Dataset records
+ + + +

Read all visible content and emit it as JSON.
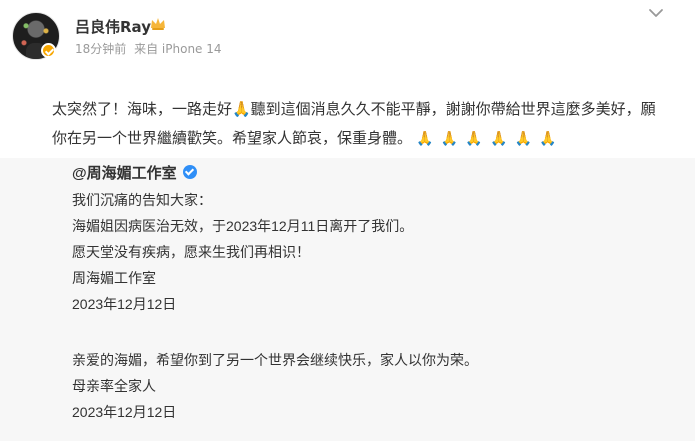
{
  "post": {
    "username": "吕良伟Ray",
    "time": "18分钟前",
    "source": "来自 iPhone 14",
    "text": "太突然了！海味，一路走好🙏聽到這個消息久久不能平靜，謝謝你帶給世界這麼多美好，願你在另一个世界繼續歡笑。希望家人節哀，保重身體。",
    "emojis": [
      "🙏",
      "🙏",
      "🙏",
      "🙏",
      "🙏",
      "🙏"
    ],
    "more_icon": "chevron-down-icon",
    "avatar_icon": "user-avatar",
    "vip_icon": "crown-icon",
    "verify_color": "#f7a600"
  },
  "repost": {
    "author": "@周海媚工作室",
    "verify_color": "#2f8ff7",
    "lines": [
      "我们沉痛的告知大家：",
      "海媚姐因病医治无效，于2023年12月11日离开了我们。",
      "愿天堂没有疾病，愿来生我们再相识！",
      "周海媚工作室",
      "2023年12月12日",
      "",
      "亲爱的海媚，希望你到了另一个世界会继续快乐，家人以你为荣。",
      "母亲率全家人",
      "2023年12月12日"
    ]
  }
}
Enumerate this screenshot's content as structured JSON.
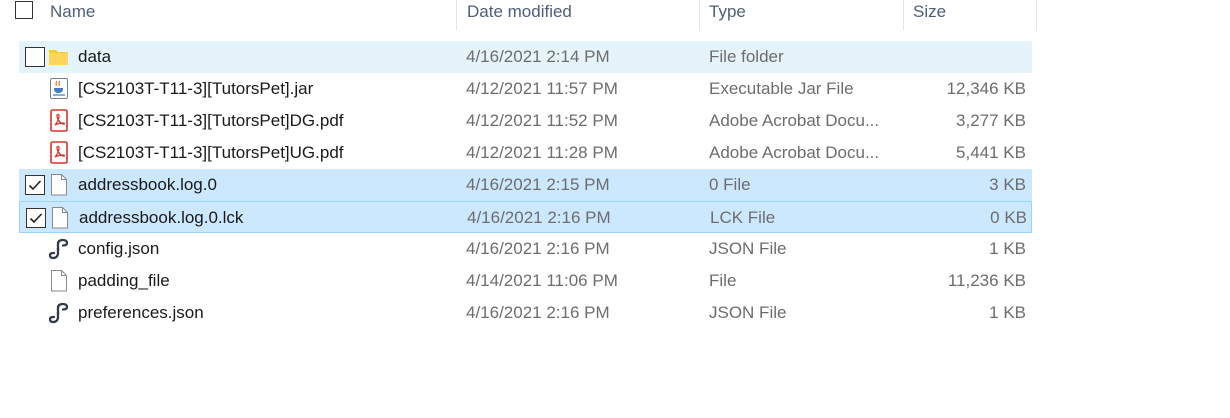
{
  "header": {
    "name": "Name",
    "date_modified": "Date modified",
    "type": "Type",
    "size": "Size"
  },
  "files": [
    {
      "name": "data",
      "date": "4/16/2021 2:14 PM",
      "type": "File folder",
      "size": "",
      "icon": "folder-icon",
      "state": "hover",
      "checked": false
    },
    {
      "name": "[CS2103T-T11-3][TutorsPet].jar",
      "date": "4/12/2021 11:57 PM",
      "type": "Executable Jar File",
      "size": "12,346 KB",
      "icon": "jar-icon",
      "state": "normal",
      "checked": false
    },
    {
      "name": "[CS2103T-T11-3][TutorsPet]DG.pdf",
      "date": "4/12/2021 11:52 PM",
      "type": "Adobe Acrobat Docu...",
      "size": "3,277 KB",
      "icon": "pdf-icon",
      "state": "normal",
      "checked": false
    },
    {
      "name": "[CS2103T-T11-3][TutorsPet]UG.pdf",
      "date": "4/12/2021 11:28 PM",
      "type": "Adobe Acrobat Docu...",
      "size": "5,441 KB",
      "icon": "pdf-icon",
      "state": "normal",
      "checked": false
    },
    {
      "name": "addressbook.log.0",
      "date": "4/16/2021 2:15 PM",
      "type": "0 File",
      "size": "3 KB",
      "icon": "file-icon",
      "state": "selected",
      "checked": true
    },
    {
      "name": "addressbook.log.0.lck",
      "date": "4/16/2021 2:16 PM",
      "type": "LCK File",
      "size": "0 KB",
      "icon": "file-icon",
      "state": "focused",
      "checked": true
    },
    {
      "name": "config.json",
      "date": "4/16/2021 2:16 PM",
      "type": "JSON File",
      "size": "1 KB",
      "icon": "json-icon",
      "state": "normal",
      "checked": false
    },
    {
      "name": "padding_file",
      "date": "4/14/2021 11:06 PM",
      "type": "File",
      "size": "11,236 KB",
      "icon": "file-icon",
      "state": "normal",
      "checked": false
    },
    {
      "name": "preferences.json",
      "date": "4/16/2021 2:16 PM",
      "type": "JSON File",
      "size": "1 KB",
      "icon": "json-icon",
      "state": "normal",
      "checked": false
    }
  ],
  "colors": {
    "hover": "#e5f3fb",
    "selected": "#cce8ff",
    "focus_border": "#99d1ff",
    "header_text": "#4c607a",
    "folder": "#f8c945"
  }
}
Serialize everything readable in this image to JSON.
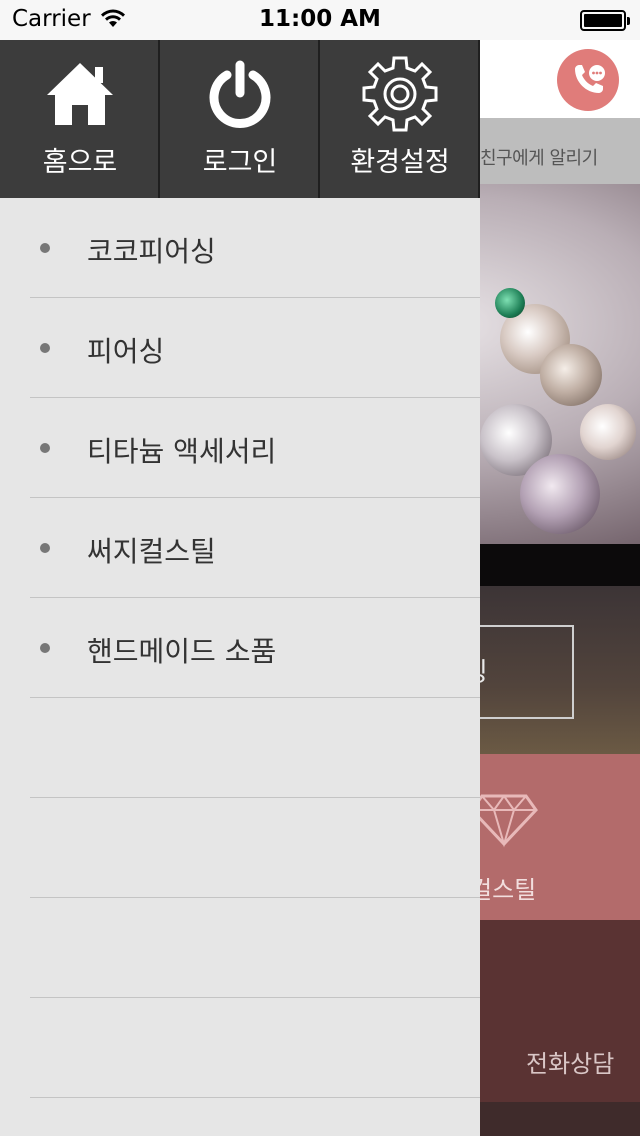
{
  "status_bar": {
    "carrier": "Carrier",
    "time": "11:00 AM"
  },
  "drawer": {
    "toolbar": {
      "home_label": "홈으로",
      "login_label": "로그인",
      "settings_label": "환경설정"
    },
    "menu_items": [
      {
        "label": "코코피어싱"
      },
      {
        "label": "피어싱"
      },
      {
        "label": "티타늄 액세서리"
      },
      {
        "label": "써지컬스틸"
      },
      {
        "label": "핸드메이드 소품"
      },
      {
        "label": ""
      },
      {
        "label": ""
      },
      {
        "label": ""
      },
      {
        "label": ""
      }
    ]
  },
  "background": {
    "share_label": "친구에게 알리기",
    "categories": {
      "piercing": "어싱",
      "surgical": "컬스틸",
      "phone": "전화상담"
    }
  },
  "colors": {
    "toolbar_bg": "#3c3c3c",
    "drawer_bg": "#e6e6e6",
    "call_button": "#e07c7a",
    "surgical_bg": "#b36b6b",
    "phone_bg": "#5a3333"
  }
}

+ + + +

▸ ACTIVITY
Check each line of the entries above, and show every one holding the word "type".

▸ ANSWER AREA
    "type": "Type",
      "type": "File folder",
      "type": "Executable Jar File",
      "type": "Adobe Acrobat Docu...",
      "type": "Adobe Acrobat Docu...",
      "type": "0 File",
      "type": "LCK File",
      "type": "JSON File",
      "type": "File",
      "type": "JSON File",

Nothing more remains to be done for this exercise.